As nurses in skilled care units, we have been coming upon a problem I never thought we would have. Our residents now who are very ill have several tubes and wires coming from the resident over the side of the bed. The tubes tend to get tangled, causing the nurses to spend extra time to separate them instead of tending to the resident directly. Do you have any suggestions?

Starting in long-term care in 1975, I never thought I would see the day when our residents would have as many cords, wires and tubes coming from them as patients in the acute care facilities. I have had to face that problem myself when recovering from a severe illness. I had the oxygen, picc lines, and IVs getting tangled up—the “spaghetti syndrome.” Because I was doing my own picc line care at home, having these all tied up together would make me crazy.

I found a product called the “Beata Clasp.” The Beata Clasp is a foam-like soft pliable clasp that has a split in its undercarriage, which allows it to open and mold itself to the bed rail or half rail. The top has three or four hole openings.

There are different sizes available that will hold three or four different tubes or wires.

It usually takes a nurse to develop such a great product, and this is no exception. Nurses often talk about ideas we have for products but rarely follow through.
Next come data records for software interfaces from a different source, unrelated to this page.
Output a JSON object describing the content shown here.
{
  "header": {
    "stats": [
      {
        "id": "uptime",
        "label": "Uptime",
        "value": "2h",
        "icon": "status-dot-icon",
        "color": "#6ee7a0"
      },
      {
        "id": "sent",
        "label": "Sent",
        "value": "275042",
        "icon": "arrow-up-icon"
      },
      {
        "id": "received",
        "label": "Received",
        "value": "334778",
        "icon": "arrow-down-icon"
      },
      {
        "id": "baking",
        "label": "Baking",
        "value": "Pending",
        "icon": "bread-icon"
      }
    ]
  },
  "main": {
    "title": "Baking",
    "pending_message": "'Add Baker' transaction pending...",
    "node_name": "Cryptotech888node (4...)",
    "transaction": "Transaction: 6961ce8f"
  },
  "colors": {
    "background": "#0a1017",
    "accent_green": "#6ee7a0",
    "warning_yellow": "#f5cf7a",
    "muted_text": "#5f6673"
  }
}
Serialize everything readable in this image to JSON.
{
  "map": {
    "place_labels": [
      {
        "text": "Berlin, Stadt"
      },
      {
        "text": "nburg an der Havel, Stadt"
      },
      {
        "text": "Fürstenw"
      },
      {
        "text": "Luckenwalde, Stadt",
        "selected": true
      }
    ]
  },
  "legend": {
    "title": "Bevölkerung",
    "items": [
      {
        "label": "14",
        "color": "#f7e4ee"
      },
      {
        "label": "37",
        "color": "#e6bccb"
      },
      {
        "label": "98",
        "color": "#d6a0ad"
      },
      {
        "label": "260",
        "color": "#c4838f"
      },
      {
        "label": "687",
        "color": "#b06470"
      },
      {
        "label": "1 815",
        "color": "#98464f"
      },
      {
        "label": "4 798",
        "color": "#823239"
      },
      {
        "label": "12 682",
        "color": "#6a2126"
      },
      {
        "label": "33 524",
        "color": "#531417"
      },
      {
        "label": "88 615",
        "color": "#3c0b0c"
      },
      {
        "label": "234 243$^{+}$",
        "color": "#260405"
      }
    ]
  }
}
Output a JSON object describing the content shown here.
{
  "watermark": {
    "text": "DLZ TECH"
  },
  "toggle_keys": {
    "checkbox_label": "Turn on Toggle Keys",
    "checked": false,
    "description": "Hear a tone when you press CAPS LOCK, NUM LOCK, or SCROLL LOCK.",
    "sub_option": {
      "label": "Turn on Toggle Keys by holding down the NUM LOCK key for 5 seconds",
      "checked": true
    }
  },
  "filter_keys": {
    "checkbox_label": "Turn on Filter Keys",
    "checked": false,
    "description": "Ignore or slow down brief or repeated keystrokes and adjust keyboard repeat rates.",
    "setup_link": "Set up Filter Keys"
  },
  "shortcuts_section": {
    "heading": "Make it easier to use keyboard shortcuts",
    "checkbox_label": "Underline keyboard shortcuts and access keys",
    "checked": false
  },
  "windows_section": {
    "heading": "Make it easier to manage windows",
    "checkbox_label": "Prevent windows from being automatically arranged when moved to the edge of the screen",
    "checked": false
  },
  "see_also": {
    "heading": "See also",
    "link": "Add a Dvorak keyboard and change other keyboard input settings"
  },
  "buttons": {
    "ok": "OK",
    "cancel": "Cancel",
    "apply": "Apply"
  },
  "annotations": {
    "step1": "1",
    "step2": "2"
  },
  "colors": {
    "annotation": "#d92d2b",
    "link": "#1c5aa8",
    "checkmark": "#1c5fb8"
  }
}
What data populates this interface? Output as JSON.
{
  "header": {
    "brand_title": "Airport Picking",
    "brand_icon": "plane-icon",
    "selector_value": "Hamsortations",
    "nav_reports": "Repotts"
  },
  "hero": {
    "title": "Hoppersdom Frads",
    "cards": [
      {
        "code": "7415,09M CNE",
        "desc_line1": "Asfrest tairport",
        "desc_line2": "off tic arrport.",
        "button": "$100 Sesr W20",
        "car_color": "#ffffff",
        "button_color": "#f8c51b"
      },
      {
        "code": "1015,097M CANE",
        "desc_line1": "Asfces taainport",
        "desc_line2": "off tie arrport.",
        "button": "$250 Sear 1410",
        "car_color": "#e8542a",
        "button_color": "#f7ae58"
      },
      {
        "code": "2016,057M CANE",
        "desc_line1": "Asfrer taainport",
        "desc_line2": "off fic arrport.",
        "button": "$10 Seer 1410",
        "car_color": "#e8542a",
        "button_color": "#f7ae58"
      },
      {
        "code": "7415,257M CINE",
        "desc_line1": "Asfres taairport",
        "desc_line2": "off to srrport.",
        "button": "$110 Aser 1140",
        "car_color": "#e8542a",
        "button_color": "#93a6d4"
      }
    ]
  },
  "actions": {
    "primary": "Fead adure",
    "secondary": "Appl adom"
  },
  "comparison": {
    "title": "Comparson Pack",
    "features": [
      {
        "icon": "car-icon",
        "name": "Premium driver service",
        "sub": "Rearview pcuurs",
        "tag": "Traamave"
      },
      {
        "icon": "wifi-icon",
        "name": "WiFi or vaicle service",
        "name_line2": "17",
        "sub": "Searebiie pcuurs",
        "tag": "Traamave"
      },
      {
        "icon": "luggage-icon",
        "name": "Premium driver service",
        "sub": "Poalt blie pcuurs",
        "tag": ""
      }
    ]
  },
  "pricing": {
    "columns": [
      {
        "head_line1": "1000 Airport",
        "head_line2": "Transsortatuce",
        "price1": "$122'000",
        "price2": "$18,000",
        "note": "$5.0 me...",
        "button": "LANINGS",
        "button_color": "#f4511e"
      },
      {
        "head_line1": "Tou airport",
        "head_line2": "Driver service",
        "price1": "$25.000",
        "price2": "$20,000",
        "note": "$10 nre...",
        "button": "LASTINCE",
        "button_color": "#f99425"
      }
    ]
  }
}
But thanks to Lenore Henning, who developed this product, I can honestly say it will save nursing time and accidents by keeping lines from laying on the floor, preventing nurses from taping lines or wires to the bed, and allowing the tracing of lines back to their origin.

More information on this product is available on at www.beataclasp.com.